• Activity
Each entry is to be retyped exactly as it stands.

• Excerpts from an interface dataset
+ + +

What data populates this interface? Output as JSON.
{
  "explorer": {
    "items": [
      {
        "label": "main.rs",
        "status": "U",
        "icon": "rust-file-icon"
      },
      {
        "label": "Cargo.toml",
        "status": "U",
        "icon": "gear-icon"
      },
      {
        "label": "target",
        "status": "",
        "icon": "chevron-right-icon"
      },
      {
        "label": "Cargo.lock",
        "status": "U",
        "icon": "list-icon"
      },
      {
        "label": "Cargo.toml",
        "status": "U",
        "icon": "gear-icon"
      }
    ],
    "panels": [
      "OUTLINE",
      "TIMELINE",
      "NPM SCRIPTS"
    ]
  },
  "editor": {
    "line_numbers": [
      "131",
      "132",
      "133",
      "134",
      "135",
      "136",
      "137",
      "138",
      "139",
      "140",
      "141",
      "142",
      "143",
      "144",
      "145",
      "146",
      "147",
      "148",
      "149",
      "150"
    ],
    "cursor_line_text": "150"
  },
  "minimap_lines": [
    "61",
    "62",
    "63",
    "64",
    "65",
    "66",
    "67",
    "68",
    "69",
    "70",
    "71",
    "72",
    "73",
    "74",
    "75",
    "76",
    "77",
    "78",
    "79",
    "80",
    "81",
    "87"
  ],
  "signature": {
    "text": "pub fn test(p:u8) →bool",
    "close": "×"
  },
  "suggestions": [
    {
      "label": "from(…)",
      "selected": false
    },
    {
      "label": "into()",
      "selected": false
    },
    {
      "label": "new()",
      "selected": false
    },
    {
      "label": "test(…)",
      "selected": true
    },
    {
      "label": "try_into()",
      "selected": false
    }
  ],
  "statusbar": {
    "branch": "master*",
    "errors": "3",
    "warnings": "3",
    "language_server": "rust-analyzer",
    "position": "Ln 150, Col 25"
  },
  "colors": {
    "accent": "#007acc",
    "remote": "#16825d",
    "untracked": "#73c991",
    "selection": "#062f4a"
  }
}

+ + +

• Task answer
What data populates this interface? Output as JSON.
{
  "explorer": {
    "items": [
      {
        "label": "main.rs",
        "status": "U",
        "icon": "rust-file-icon"
      },
      {
        "label": "Cargo.toml",
        "status": "U",
        "icon": "gear-icon"
      },
      {
        "label": "target",
        "status": "",
        "icon": "chevron-right-icon"
      },
      {
        "label": "Cargo.lock",
        "status": "U",
        "icon": "list-icon"
      },
      {
        "label": "Cargo.toml",
        "status": "U",
        "icon": "gear-icon"
      }
    ],
    "panels": [
      "OUTLINE",
      "TIMELINE",
      "NPM SCRIPTS"
    ]
  },
  "editor": {
    "line_numbers": [
      "131",
      "132",
      "133",
      "134",
      "135",
      "136",
      "137",
      "138",
      "139",
      "140",
      "141",
      "142",
      "143",
      "144",
      "145",
      "146",
      "147",
      "148",
      "149",
      "150"
    ],
    "cursor_line_text": "150"
  },
  "minimap_lines": [
    "61",
    "62",
    "63",
    "64",
    "65",
    "66",
    "67",
    "68",
    "69",
    "70",
    "71",
    "72",
    "73",
    "74",
    "75",
    "76",
    "77",
    "78",
    "79",
    "80",
    "81",
    "87"
  ],
  "signature": {
    "text": "pub fn test(p:u8) →bool",
    "close": "×"
  },
  "suggestions": [
    {
      "label": "from(…)",
      "selected": false
    },
    {
      "label": "into()",
      "selected": false
    },
    {
      "label": "new()",
      "selected": false
    },
    {
      "label": "test(…)",
      "selected": true
    },
    {
      "label": "try_into()",
      "selected": false
    }
  ],
  "statusbar": {
    "branch": "master*",
    "errors": "3",
    "warnings": "3",
    "language_server": "rust-analyzer",
    "position": "Ln 150, Col 25"
  },
  "colors": {
    "accent": "#007acc",
    "remote": "#16825d",
    "untracked": "#73c991",
    "selection": "#062f4a"
  }
}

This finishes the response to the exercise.